Washington is a place where priori-ties can shift at a moment’s notice, and it isn’t uncommon for a change in leadership to signal the beginning of new initiatives.
The NAHB subscribes to a philosophy you can sum up in a single word: continuity. If we’re to provide the best possible service to our members, we can’t afford to change priorities and policies and to implement new programs every time a new chairman takes the helm.
Instead, we must focus on carefully assessing issues that affect our industry and work to protect our members’ best interests, whether the issue can be resolved in a few weeks or will demand our attention for years.
Our leadership structure, where the senior officers serve as vice chairmen with varying responsibilities for three years before being elected to the chairmanship, is well suited to provide this type of seamless continuity. Every officer has ample opportunity to thoroughly learn the issues and to be fully vested in our priorities, goals, and efforts.
Moreover, before joining the national leadership team, senior officers typically have headed key NAHB committees, served as a state or local president, and perhaps served as an area vice chairman or national representative. This provides valuable insight into the workings of the association at all levels and contributes to the continuity that we value so highly.
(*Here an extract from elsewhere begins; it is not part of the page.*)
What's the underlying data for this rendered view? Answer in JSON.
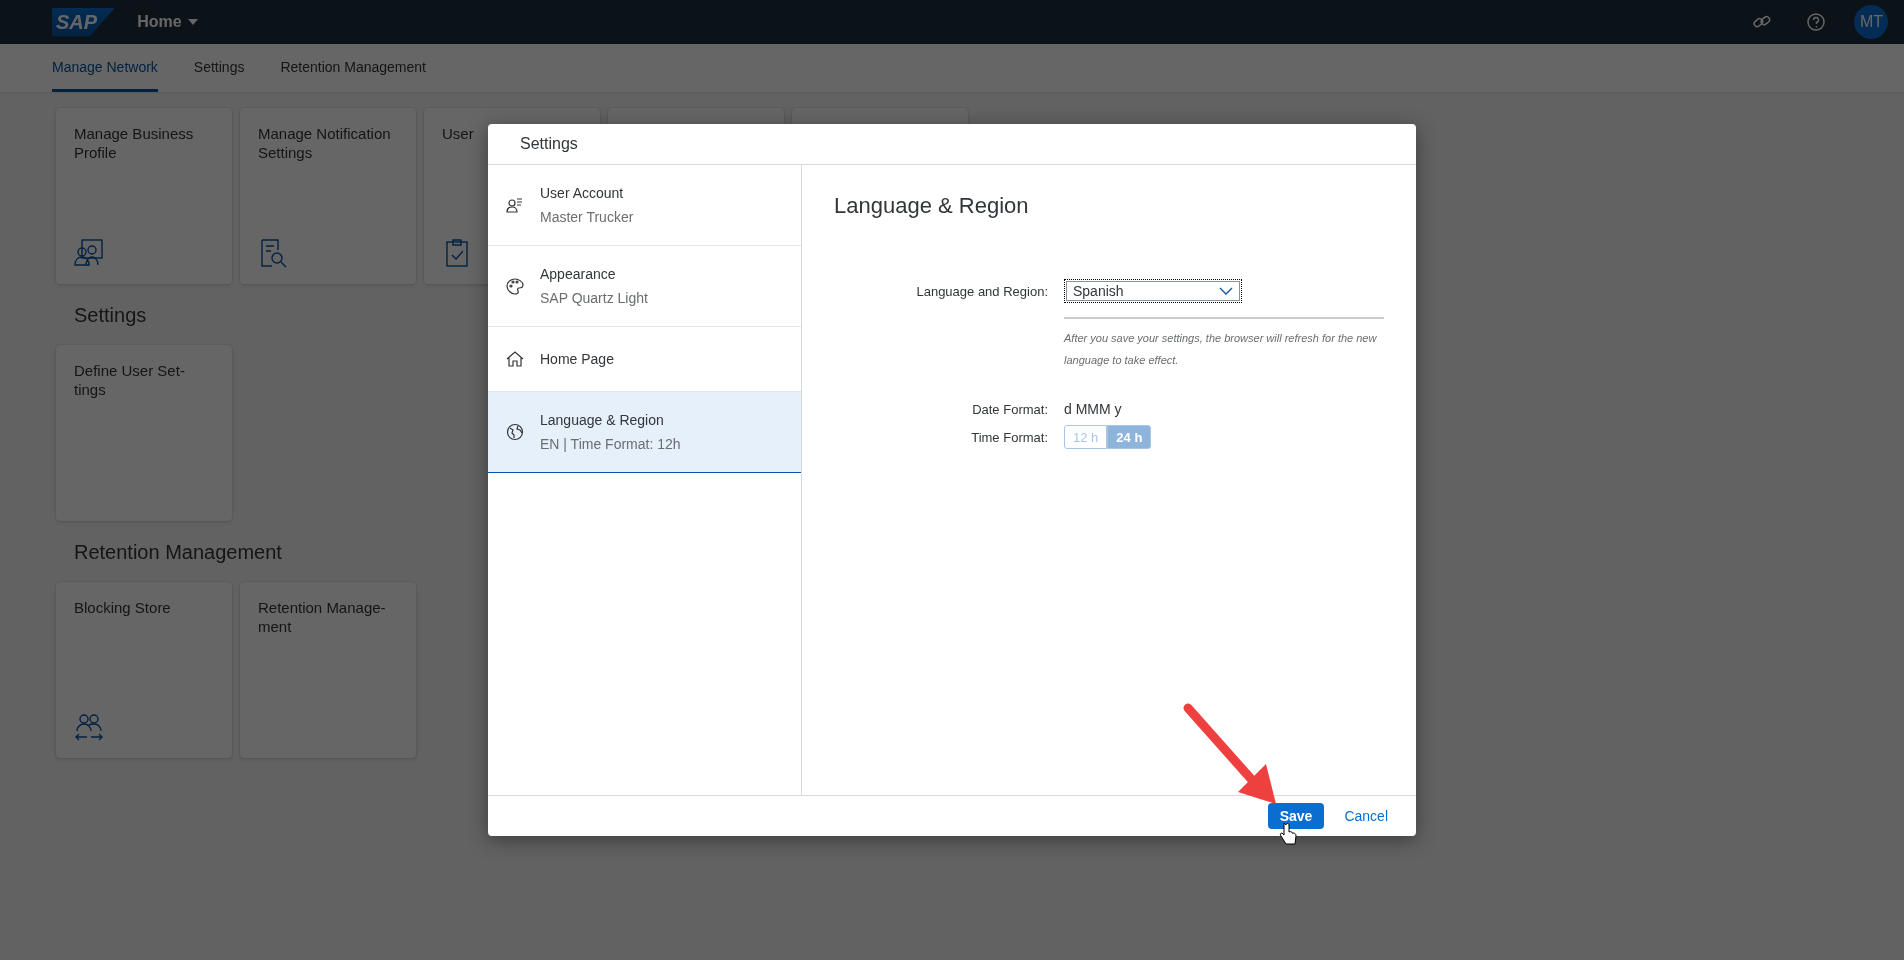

One of our highest priorities in early 2010 will be to promote the use of the $8,000 and $6,500 tax credits encouraging as many home sales as possible before the April 30 deadline. Use of these tax credits will boost home sales and housing starts while creating jobs and stimulating the nation’s economy. The credits are an extremely valuable tool for getting the housing market working again, and we’re going to do our best to ensure that members get the maximum value from them.
We will also continue our ongoing efforts to advance the NAHB’s regulatory and legislative agenda, particularly in relation to AD&C financing, reform of current appraisal practices, and restructuring of the nation’s financial system.
A severe lack of AD&C credit is putting the brakes on an already fragile housing recovery, so pushing hard for AD&C lenders to get back in the business of funding worthy projects will continue to be a priority for the NAHB in 2010.
Likewise, we will move forward with efforts to ensure that appraisals accurately reflect the market and aren’t distorted by the inappropriate use of foreclosures and other distressed sales as comparables.
We are also deeply involved in discussions about the future of the financial system, especially Fannie Mae, Freddie Mac, and the Federal Home Loan Banks. Through our ongoing efforts, we have earned a seat at every table where the future of housing finance is discussed, and we will be working diligently to protect members’ interests throughout the process.
In addition, new legislative and regulatory challenges are sure to develop during the coming year, and we will be working not only to deal with these concerns, but to anticipate them and work proactively to prevent or mitigate them. And most important, we will continue to do everything in our power to meet our members’ needs and to help our state and local associations better serve their members and the home buying public.